“The problem in defense is how far you can go without destroying from within what you are trying to defend from without.” - Dwight D. Eisenhower

For Art Sunday today, Ernst Ludwig Kirchner (1880-1938), who was born in Aschaffenburg in Germany. He studied architecture in the Technische Hochschule at Dresden, and painting in Munich. In 1905, he and his colleagues founded the Die Brücke group. He was the leader among the German Expressionists at the time. In 1911, Kirchner moved to Berlin and the complexity of Berlin’s urban cavalcade prompted him to capture it on canvas. Berlin’s social life, the women, the glamour and all of Berlin’s artificiality were captured by Kirchner’s “bold lines and clashing colors.” The First World War was soon to follow and it would deeply effect Kirchner’s concentration on his art.

Kirchner participated in the field artillery of the First World War. He served in the 75th Artillery Regiment.
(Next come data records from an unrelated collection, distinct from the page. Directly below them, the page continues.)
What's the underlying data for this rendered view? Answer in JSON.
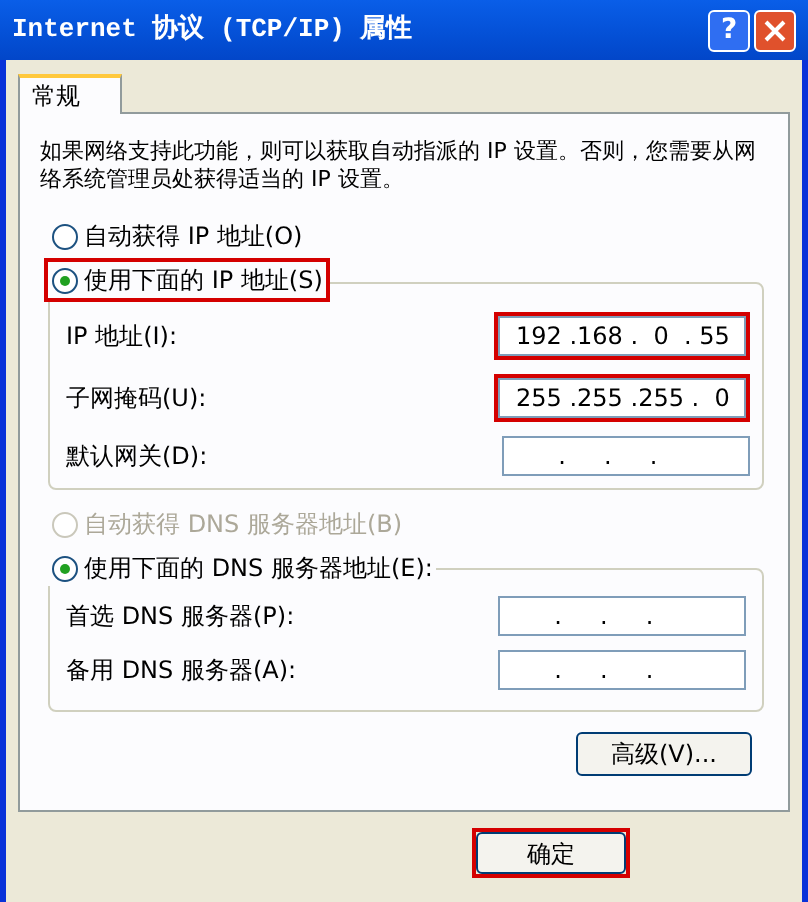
{
  "window": {
    "title": "Internet 协议 (TCP/IP) 属性"
  },
  "title_buttons": [
    {
      "kind": "help",
      "label": "?"
    },
    {
      "kind": "close"
    }
  ],
  "tabs": [
    {
      "label": "常规",
      "selected": true
    }
  ],
  "description": "如果网络支持此功能，则可以获取自动指派的 IP 设置。否则，您需要从网络系统管理员处获得适当的 IP 设置。",
  "ip_mode": [
    {
      "label": "自动获得 IP 地址(O)",
      "selected": false,
      "disabled": false,
      "highlighted": false
    },
    {
      "label": "使用下面的 IP 地址(S)",
      "selected": true,
      "disabled": false,
      "highlighted": true
    }
  ],
  "ip_fields": [
    {
      "label": "IP 地址(I):",
      "value": "192 .168 .  0  . 55",
      "highlighted": true
    },
    {
      "label": "子网掩码(U):",
      "value": "255 .255 .255 .  0",
      "highlighted": true
    },
    {
      "label": "默认网关(D):",
      "value": "     .     .     .",
      "highlighted": false
    }
  ],
  "dns_mode": [
    {
      "label": "自动获得 DNS 服务器地址(B)",
      "selected": false,
      "disabled": true,
      "highlighted": false
    },
    {
      "label": "使用下面的 DNS 服务器地址(E):",
      "selected": true,
      "disabled": false,
      "highlighted": false
    }
  ],
  "dns_fields": [
    {
      "label": "首选 DNS 服务器(P):",
      "value": "     .     .     .",
      "highlighted": false
    },
    {
      "label": "备用 DNS 服务器(A):",
      "value": "     .     .     .",
      "highlighted": false
    }
  ],
  "advanced_button": "高级(V)...",
  "ok_button": {
    "label": "确定",
    "highlighted": true
  }
}
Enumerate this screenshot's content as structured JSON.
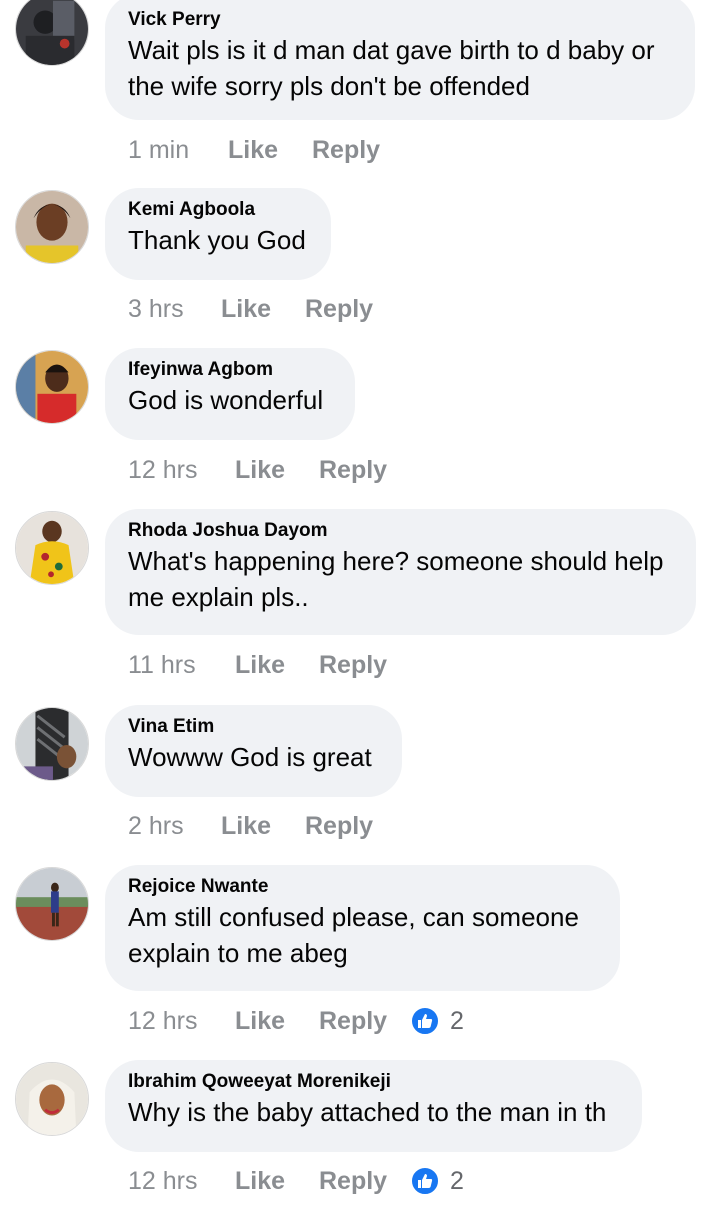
{
  "comments": [
    {
      "name": "Vick Perry",
      "text": "Wait pls is it d man dat gave birth to d baby or the wife sorry pls don't be offended",
      "time": "1 min",
      "like": "Like",
      "reply": "Reply",
      "reactions": "",
      "avatar": "avatar-vick"
    },
    {
      "name": "Kemi Agboola",
      "text": "Thank you God",
      "time": "3 hrs",
      "like": "Like",
      "reply": "Reply",
      "reactions": "",
      "avatar": "avatar-kemi"
    },
    {
      "name": "Ifeyinwa Agbom",
      "text": "God is wonderful",
      "time": "12 hrs",
      "like": "Like",
      "reply": "Reply",
      "reactions": "",
      "avatar": "avatar-ifeyinwa"
    },
    {
      "name": "Rhoda Joshua Dayom",
      "text": "What's happening here? someone should help me explain pls..",
      "time": "11 hrs",
      "like": "Like",
      "reply": "Reply",
      "reactions": "",
      "avatar": "avatar-rhoda"
    },
    {
      "name": "Vina Etim",
      "text": "Wowww God is great",
      "time": "2 hrs",
      "like": "Like",
      "reply": "Reply",
      "reactions": "",
      "avatar": "avatar-vina"
    },
    {
      "name": "Rejoice Nwante",
      "text": "Am still confused please, can someone explain to me abeg",
      "time": "12 hrs",
      "like": "Like",
      "reply": "Reply",
      "reactions": "2",
      "avatar": "avatar-rejoice"
    },
    {
      "name": "Ibrahim Qoweeyat Morenikeji",
      "text": "Why is the baby attached to the man in th",
      "time": "12 hrs",
      "like": "Like",
      "reply": "Reply",
      "reactions": "2",
      "avatar": "avatar-ibrahim"
    }
  ],
  "colors": {
    "bubble": "#f0f2f5",
    "meta": "#8a8d91",
    "like_reaction": "#1877f2"
  },
  "icons": {
    "reaction": "like-thumb-icon"
  }
}
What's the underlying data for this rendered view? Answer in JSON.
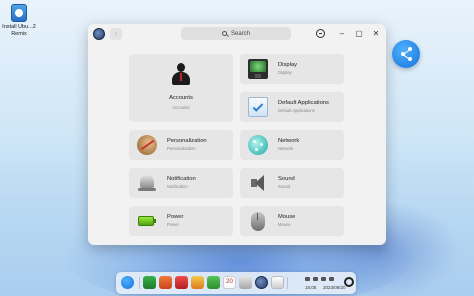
{
  "desktop": {
    "icon_label": "Install Ubu...2 Remix"
  },
  "window": {
    "search_placeholder": "Search",
    "back_glyph": "‹",
    "minimize_glyph": "–",
    "maximize_glyph": "▢",
    "close_glyph": "✕"
  },
  "settings": [
    {
      "name": "Accounts",
      "sub": "Accounts",
      "icon": "user-icon"
    },
    {
      "name": "Display",
      "sub": "Display",
      "icon": "monitor-icon"
    },
    {
      "name": "Default Applications",
      "sub": "Default Applications",
      "icon": "default-apps-icon"
    },
    {
      "name": "Personalization",
      "sub": "Personalization",
      "icon": "palette-icon"
    },
    {
      "name": "Network",
      "sub": "Network",
      "icon": "globe-network-icon"
    },
    {
      "name": "Notification",
      "sub": "Notification",
      "icon": "bell-icon"
    },
    {
      "name": "Sound",
      "sub": "Sound",
      "icon": "speaker-icon"
    },
    {
      "name": "Power",
      "sub": "Power",
      "icon": "battery-icon"
    },
    {
      "name": "Mouse",
      "sub": "Mouse",
      "icon": "mouse-icon"
    }
  ],
  "dock": {
    "time": "15:05",
    "date": "2023/08/20",
    "calendar_day": "20",
    "colors": {
      "launcher": "#1571d9"
    }
  }
}
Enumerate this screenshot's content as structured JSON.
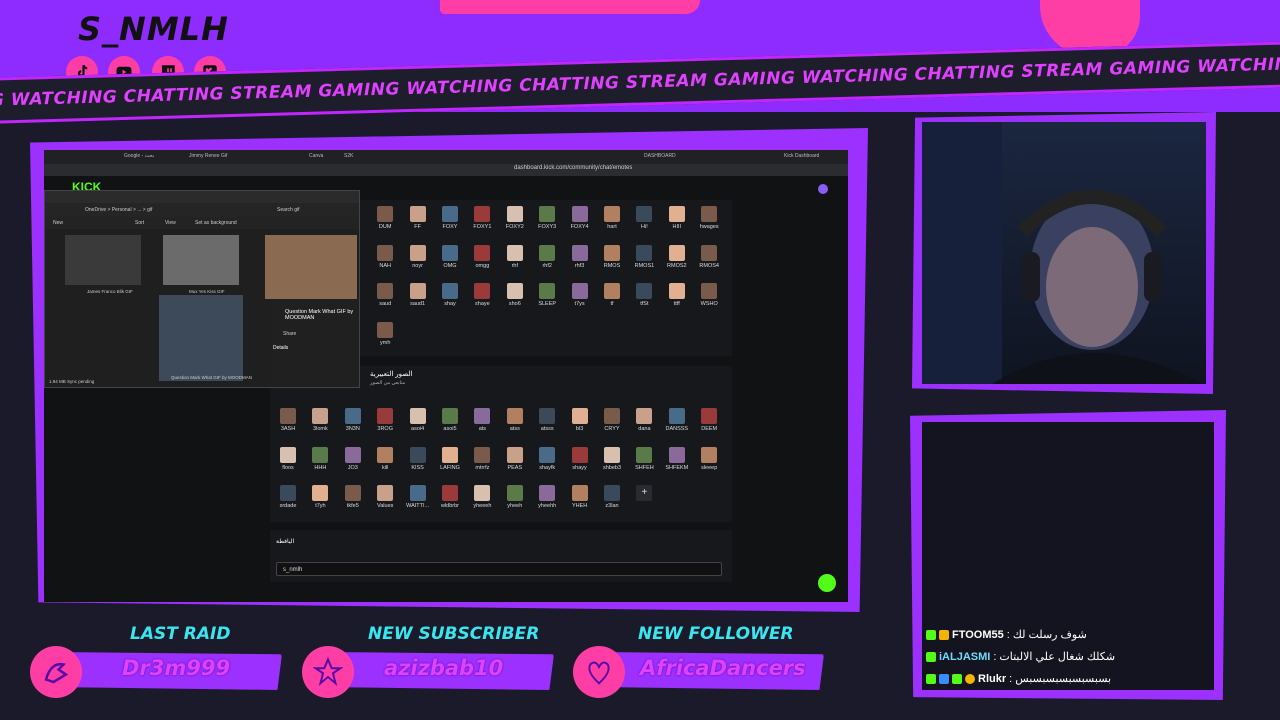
{
  "overlay": {
    "logo": "S_NMLH",
    "ticker_text": "G WATCHING CHATTING STREAM GAMING WATCHING CHATTING STREAM GAMING WATCHING CHATTING STREAM GAMING WATCHING CHATTING STREAM GAMING WATCHING",
    "socials": [
      "tiktok-icon",
      "youtube-icon",
      "twitch-icon",
      "kick-icon"
    ],
    "accent_color": "#9b30ff",
    "pink_color": "#ff3ea5",
    "cyan_color": "#39e6f0"
  },
  "alerts": {
    "last_raid": {
      "title": "LAST RAID",
      "name": "Dr3m999"
    },
    "new_subscriber": {
      "title": "NEW SUBSCRIBER",
      "name": "azizbab10"
    },
    "new_follower": {
      "title": "NEW FOLLOWER",
      "name": "AfricaDancers"
    }
  },
  "chat": [
    {
      "user": "FTOOM55",
      "message": "شوف رسلت لك"
    },
    {
      "user": "iALJASMI",
      "message": "شكلك شغال علي الالبتات"
    },
    {
      "user": "Rlukr",
      "message": "بسبسبسبسبسبسبس"
    }
  ],
  "browser": {
    "url": "dashboard.kick.com/community/chat/emotes",
    "kick_logo": "KICK",
    "tabs": [
      "Google - بحث",
      "Jimmy Renee Gif",
      "Canva",
      "S2K",
      "DASHBOARD",
      "Kick Dashboard"
    ]
  },
  "emotes_section1": [
    "DUM",
    "FF",
    "FOXY",
    "FOXY1",
    "FOXY2",
    "FOXY3",
    "FOXY4",
    "hart",
    "Hi!",
    "HIII",
    "hwages",
    "NAH",
    "noyr",
    "OMG",
    "omgg",
    "rhf",
    "rhf2",
    "rhf3",
    "RMOS",
    "RMOS1",
    "RMOS2",
    "RMOS4",
    "saud",
    "saud1",
    "shay",
    "shaye",
    "sho6",
    "SLEEP",
    "t7ys",
    "tf",
    "tfSt",
    "ttff",
    "WSHO",
    "ymh"
  ],
  "emotes_section2_title": "الصور التعبيرية",
  "emotes_section2_sub": "متابعي من الصور",
  "emotes_section2": [
    "3ASH",
    "3lomk",
    "3N3N",
    "3ROG",
    "asoi4",
    "asoi5",
    "ats",
    "atss",
    "atsss",
    "bl3",
    "CRYY",
    "dana",
    "DANSSS",
    "DEEM",
    "floos",
    "HHH",
    "JO3",
    "kill",
    "KISS",
    "LAFING",
    "mtrrfz",
    "PEAS",
    "shayfk",
    "shayy",
    "shbeb3",
    "SHFEH",
    "SHFEKM",
    "sleeep",
    "srdade",
    "t7yh",
    "tkfe5",
    "Values",
    "WAITTI...",
    "wldbrbr",
    "yheeeh",
    "yheeh",
    "yheehh",
    "YHEH",
    "z3lan"
  ],
  "username_label": "اليافطة",
  "username_value": "s_nmlh",
  "explorer": {
    "path": "OneDrive > Personal > ... > gif",
    "search_placeholder": "Search gif",
    "toolbar": [
      "New",
      "Sort",
      "View",
      "Set as background"
    ],
    "files": [
      "James Franco Blik GIF",
      "Mux Yes Kiss GIF",
      "Question Mark What GIF by MOODMAN"
    ],
    "details_title": "Question Mark What GIF by MOODMAN",
    "details_header": "Details",
    "share": "Share",
    "status": "1.94 MB   Sync pending"
  }
}
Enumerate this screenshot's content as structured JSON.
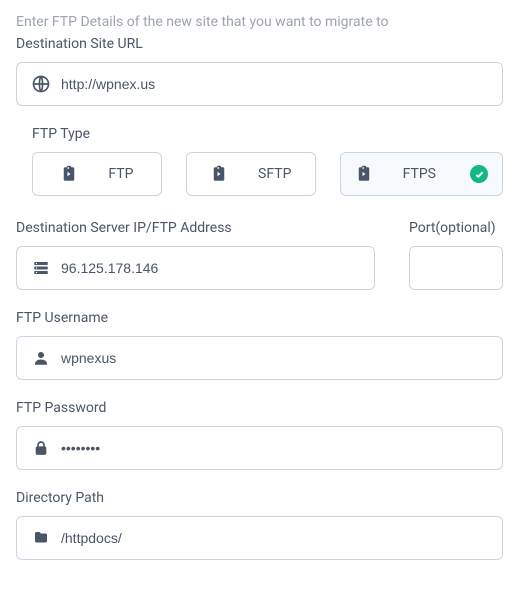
{
  "instruction": "Enter FTP Details of the new site that you want to migrate to",
  "dest_url": {
    "label": "Destination Site URL",
    "value": "http://wpnex.us"
  },
  "ftp_type": {
    "label": "FTP Type",
    "options": [
      "FTP",
      "SFTP",
      "FTPS"
    ],
    "selected": "FTPS"
  },
  "server_ip": {
    "label": "Destination Server IP/FTP Address",
    "value": "96.125.178.146"
  },
  "port": {
    "label": "Port(optional)",
    "value": ""
  },
  "username": {
    "label": "FTP Username",
    "value": "wpnexus"
  },
  "password": {
    "label": "FTP Password",
    "value": "••••••••"
  },
  "directory": {
    "label": "Directory Path",
    "value": "/httpdocs/"
  }
}
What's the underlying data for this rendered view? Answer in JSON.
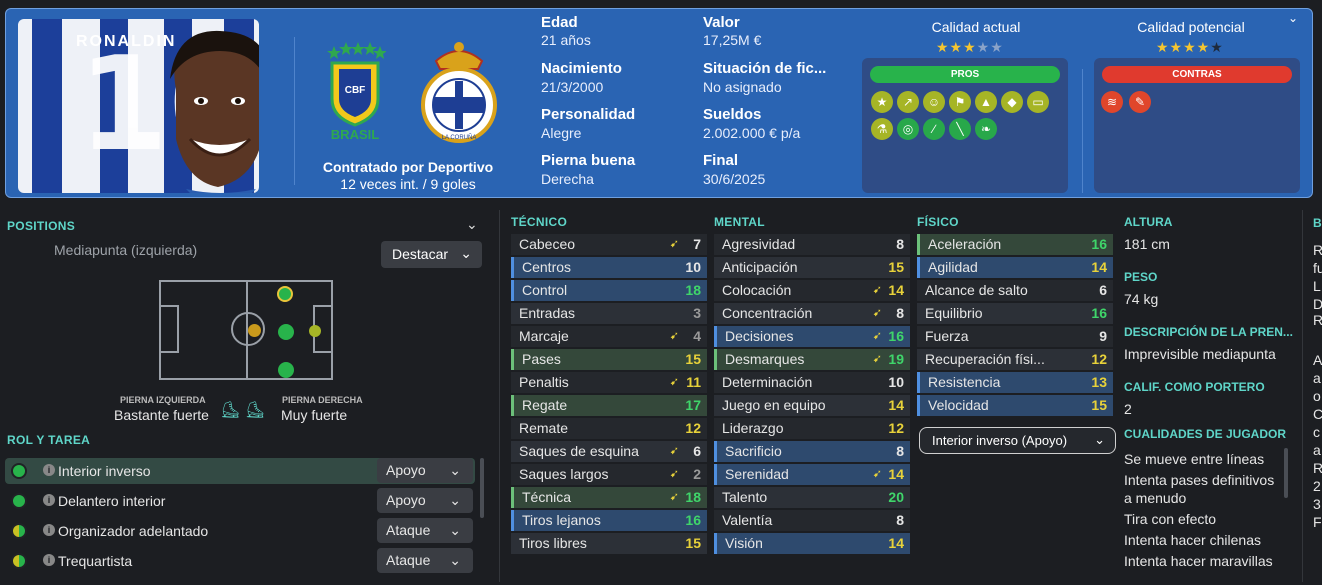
{
  "player": {
    "shirt_name": "RONALDIN",
    "shirt_number": "10",
    "nation": "BRASIL",
    "club_crest_text": "REAL CLUB DEPORTIVO · LA CORUÑA",
    "contract_line": "Contratado por Deportivo",
    "caps_line": "12 veces int. / 9 goles"
  },
  "info": {
    "edad_label": "Edad",
    "edad": "21 años",
    "nacimiento_label": "Nacimiento",
    "nacimiento": "21/3/2000",
    "personalidad_label": "Personalidad",
    "personalidad": "Alegre",
    "pierna_label": "Pierna buena",
    "pierna": "Derecha",
    "valor_label": "Valor",
    "valor": "17,25M €",
    "situacion_label": "Situación de fic...",
    "situacion": "No asignado",
    "sueldos_label": "Sueldos",
    "sueldos": "2.002.000 € p/a",
    "final_label": "Final",
    "final": "30/6/2025"
  },
  "quality": {
    "actual_label": "Calidad actual",
    "actual_stars": 3,
    "actual_half": true,
    "potencial_label": "Calidad potencial",
    "potencial_stars": 4
  },
  "pros": {
    "label": "PROS",
    "icons": [
      "star-icon",
      "trend-icon",
      "head-icon",
      "flag-icon",
      "cone-icon",
      "cones-icon",
      "pitch-icon",
      "flask-icon",
      "target-icon",
      "bandage-icon",
      "syringe-icon",
      "leaf-icon"
    ]
  },
  "contras": {
    "label": "CONTRAS",
    "icons": [
      "spring-icon",
      "clipboard-icon"
    ]
  },
  "positions": {
    "title": "POSITIONS",
    "current": "Mediapunta (izquierda)",
    "highlight_label": "Destacar",
    "left_foot_label": "PIERNA IZQUIERDA",
    "left_foot": "Bastante fuerte",
    "right_foot_label": "PIERNA DERECHA",
    "right_foot": "Muy fuerte"
  },
  "roles": {
    "title": "ROL Y TAREA",
    "items": [
      {
        "name": "Interior inverso",
        "duty": "Apoyo"
      },
      {
        "name": "Delantero interior",
        "duty": "Apoyo"
      },
      {
        "name": "Organizador adelantado",
        "duty": "Ataque"
      },
      {
        "name": "Trequartista",
        "duty": "Ataque"
      }
    ]
  },
  "tecnico": {
    "title": "TÉCNICO",
    "rows": [
      {
        "n": "Cabeceo",
        "v": "7"
      },
      {
        "n": "Centros",
        "v": "10"
      },
      {
        "n": "Control",
        "v": "18"
      },
      {
        "n": "Entradas",
        "v": "3"
      },
      {
        "n": "Marcaje",
        "v": "4"
      },
      {
        "n": "Pases",
        "v": "15"
      },
      {
        "n": "Penaltis",
        "v": "11"
      },
      {
        "n": "Regate",
        "v": "17"
      },
      {
        "n": "Remate",
        "v": "12"
      },
      {
        "n": "Saques de esquina",
        "v": "6"
      },
      {
        "n": "Saques largos",
        "v": "2"
      },
      {
        "n": "Técnica",
        "v": "18"
      },
      {
        "n": "Tiros lejanos",
        "v": "16"
      },
      {
        "n": "Tiros libres",
        "v": "15"
      }
    ]
  },
  "mental": {
    "title": "MENTAL",
    "rows": [
      {
        "n": "Agresividad",
        "v": "8"
      },
      {
        "n": "Anticipación",
        "v": "15"
      },
      {
        "n": "Colocación",
        "v": "14"
      },
      {
        "n": "Concentración",
        "v": "8"
      },
      {
        "n": "Decisiones",
        "v": "16"
      },
      {
        "n": "Desmarques",
        "v": "19"
      },
      {
        "n": "Determinación",
        "v": "10"
      },
      {
        "n": "Juego en equipo",
        "v": "14"
      },
      {
        "n": "Liderazgo",
        "v": "12"
      },
      {
        "n": "Sacrificio",
        "v": "8"
      },
      {
        "n": "Serenidad",
        "v": "14"
      },
      {
        "n": "Talento",
        "v": "20"
      },
      {
        "n": "Valentía",
        "v": "8"
      },
      {
        "n": "Visión",
        "v": "14"
      }
    ]
  },
  "fisico": {
    "title": "FÍSICO",
    "rows": [
      {
        "n": "Aceleración",
        "v": "16"
      },
      {
        "n": "Agilidad",
        "v": "14"
      },
      {
        "n": "Alcance de salto",
        "v": "6"
      },
      {
        "n": "Equilibrio",
        "v": "16"
      },
      {
        "n": "Fuerza",
        "v": "9"
      },
      {
        "n": "Recuperación físi...",
        "v": "12"
      },
      {
        "n": "Resistencia",
        "v": "13"
      },
      {
        "n": "Velocidad",
        "v": "15"
      }
    ],
    "role_select": "Interior inverso (Apoyo)"
  },
  "side": {
    "altura_label": "ALTURA",
    "altura": "181 cm",
    "peso_label": "PESO",
    "peso": "74 kg",
    "desc_label": "DESCRIPCIÓN DE LA PREN...",
    "desc": "Imprevisible mediapunta",
    "portero_label": "CALIF. COMO PORTERO",
    "portero": "2",
    "cualidades_label": "CUALIDADES DE JUGADOR",
    "cualidades": [
      "Se mueve entre líneas",
      "Intenta pases definitivos",
      "a menudo",
      "Tira con efecto",
      "Intenta hacer chilenas",
      "Intenta hacer maravillas"
    ]
  },
  "edge_text": {
    "h": "B",
    "lines": [
      "R",
      "fu",
      "L",
      "D",
      "R",
      "A",
      "a",
      "o",
      "C",
      "c",
      "a",
      "R",
      "2",
      "3",
      "F"
    ]
  }
}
However, in October 1915, he was discharged because of lung disease and because of several nervous breakdowns. The artist, in fact, would never recover from the persecutions of the Nazis. Later in the Second World War, the Nazis condemned him as a degenerate artist and confiscated 600 of his works. Kirchner was unable to handle so much hatred and he committed suicide on June 15, 1938.

His painting from 1923 “Kaffeetisch”, Oil on canvas, 119 x 120 cm, Museum Folkwang Essen shows a lapse into cheerfulness as with bright colours and simple direct forms he depicts an intimate coffee party where a family are enjoying the simple pleasures of life. The intent gazes of the two women deep in conversation, the tender gesture of the little girl holding her mother’s hand and the rapt attention of the father as he looks across to his wife are a tender testament to the quiet domesticity that Kirchner had missed in the trenches of the first world war and which he could see threatened as the storm clouds presaging the second world war were gathering.


  1. Your timing is immaculate :) I spent some considerable time this morning, adding material about New York’s Neue Galerie to an old post about Nolde. Now while I am rather unsympathetic towards Nolde, I am very sympathetic towards both Dix and Kirchner, so I added them to the post.

    Many thanks for the link

  2. This is really bright and cheerful Nic! I like this painting but I wasn't familiar with this artist. Sad end to his life!

  3. I love Kirchner's work! His canvases of elegant women are so evocative!
    This one I had not seen before.